WHAT NEEDS TO BE DONE: Every line in the records below with the string "product" needs to be copied out.

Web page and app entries
_ _ _ _ _

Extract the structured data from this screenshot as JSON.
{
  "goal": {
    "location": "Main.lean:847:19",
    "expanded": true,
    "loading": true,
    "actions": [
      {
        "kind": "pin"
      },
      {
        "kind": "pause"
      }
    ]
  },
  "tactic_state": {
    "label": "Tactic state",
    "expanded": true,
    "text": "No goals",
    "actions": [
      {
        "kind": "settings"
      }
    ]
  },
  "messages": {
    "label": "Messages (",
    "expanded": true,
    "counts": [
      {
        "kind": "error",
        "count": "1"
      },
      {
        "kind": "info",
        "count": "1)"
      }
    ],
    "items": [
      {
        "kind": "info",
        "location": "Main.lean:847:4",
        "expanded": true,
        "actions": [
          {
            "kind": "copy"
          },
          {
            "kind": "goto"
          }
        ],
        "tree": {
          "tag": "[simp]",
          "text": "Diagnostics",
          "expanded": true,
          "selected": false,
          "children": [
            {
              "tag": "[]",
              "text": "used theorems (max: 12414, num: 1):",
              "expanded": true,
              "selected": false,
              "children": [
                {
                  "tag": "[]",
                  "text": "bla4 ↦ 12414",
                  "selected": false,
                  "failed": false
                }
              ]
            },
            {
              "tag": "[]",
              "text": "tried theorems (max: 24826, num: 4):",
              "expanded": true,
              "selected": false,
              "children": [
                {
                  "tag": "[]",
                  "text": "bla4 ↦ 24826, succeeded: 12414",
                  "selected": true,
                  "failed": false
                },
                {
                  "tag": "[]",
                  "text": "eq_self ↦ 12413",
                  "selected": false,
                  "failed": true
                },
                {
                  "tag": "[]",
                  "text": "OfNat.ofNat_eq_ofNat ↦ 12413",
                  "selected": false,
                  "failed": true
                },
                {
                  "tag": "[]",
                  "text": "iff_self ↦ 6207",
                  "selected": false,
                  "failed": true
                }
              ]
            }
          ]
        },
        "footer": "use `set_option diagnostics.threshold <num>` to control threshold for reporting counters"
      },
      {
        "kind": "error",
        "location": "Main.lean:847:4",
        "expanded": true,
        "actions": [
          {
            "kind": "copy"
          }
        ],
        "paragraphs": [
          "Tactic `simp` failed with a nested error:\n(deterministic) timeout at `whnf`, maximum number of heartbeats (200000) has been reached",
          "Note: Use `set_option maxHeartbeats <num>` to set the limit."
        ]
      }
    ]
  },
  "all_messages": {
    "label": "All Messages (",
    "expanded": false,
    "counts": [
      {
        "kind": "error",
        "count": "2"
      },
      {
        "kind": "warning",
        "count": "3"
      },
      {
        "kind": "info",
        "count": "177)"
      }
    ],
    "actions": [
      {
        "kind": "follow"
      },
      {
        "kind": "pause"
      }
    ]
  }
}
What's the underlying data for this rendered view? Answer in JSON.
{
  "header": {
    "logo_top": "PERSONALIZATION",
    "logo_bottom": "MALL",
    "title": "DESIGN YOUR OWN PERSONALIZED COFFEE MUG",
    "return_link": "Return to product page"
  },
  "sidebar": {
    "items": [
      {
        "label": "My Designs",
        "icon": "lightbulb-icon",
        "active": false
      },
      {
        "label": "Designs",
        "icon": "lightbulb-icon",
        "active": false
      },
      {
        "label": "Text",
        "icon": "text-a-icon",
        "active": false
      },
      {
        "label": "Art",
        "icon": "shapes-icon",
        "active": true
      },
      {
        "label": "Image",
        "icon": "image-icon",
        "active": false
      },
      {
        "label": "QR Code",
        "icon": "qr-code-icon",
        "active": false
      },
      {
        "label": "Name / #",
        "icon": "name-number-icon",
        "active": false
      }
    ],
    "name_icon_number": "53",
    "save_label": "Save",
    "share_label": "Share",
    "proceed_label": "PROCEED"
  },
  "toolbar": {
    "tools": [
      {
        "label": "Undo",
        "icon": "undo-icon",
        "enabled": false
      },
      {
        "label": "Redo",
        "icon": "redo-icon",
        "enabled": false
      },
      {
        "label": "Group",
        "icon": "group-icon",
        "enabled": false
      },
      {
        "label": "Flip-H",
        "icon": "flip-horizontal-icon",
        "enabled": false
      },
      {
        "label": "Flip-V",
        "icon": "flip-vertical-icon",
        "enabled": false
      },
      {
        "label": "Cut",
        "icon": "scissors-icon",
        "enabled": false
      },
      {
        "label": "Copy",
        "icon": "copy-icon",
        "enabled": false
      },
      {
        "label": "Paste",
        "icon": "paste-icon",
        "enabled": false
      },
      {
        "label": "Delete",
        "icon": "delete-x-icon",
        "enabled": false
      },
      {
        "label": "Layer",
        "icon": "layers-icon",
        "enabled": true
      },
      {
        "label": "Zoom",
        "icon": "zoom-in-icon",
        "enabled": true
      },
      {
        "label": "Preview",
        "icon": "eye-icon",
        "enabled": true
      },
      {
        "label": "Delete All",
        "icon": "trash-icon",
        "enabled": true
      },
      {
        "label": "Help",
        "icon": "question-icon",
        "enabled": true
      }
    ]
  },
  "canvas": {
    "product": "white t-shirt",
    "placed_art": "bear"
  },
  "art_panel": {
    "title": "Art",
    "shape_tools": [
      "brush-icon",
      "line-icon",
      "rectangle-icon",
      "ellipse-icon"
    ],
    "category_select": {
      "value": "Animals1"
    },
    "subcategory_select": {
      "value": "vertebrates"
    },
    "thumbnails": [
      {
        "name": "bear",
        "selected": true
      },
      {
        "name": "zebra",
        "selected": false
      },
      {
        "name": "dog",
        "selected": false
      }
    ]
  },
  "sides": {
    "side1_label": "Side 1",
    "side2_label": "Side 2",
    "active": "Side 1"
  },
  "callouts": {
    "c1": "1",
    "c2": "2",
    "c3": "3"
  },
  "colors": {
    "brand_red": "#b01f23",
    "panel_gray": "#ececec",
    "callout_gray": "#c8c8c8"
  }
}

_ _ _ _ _

REPLY TO THE TASK:
    "return_link": "Return to product page"
    "product": "white t-shirt",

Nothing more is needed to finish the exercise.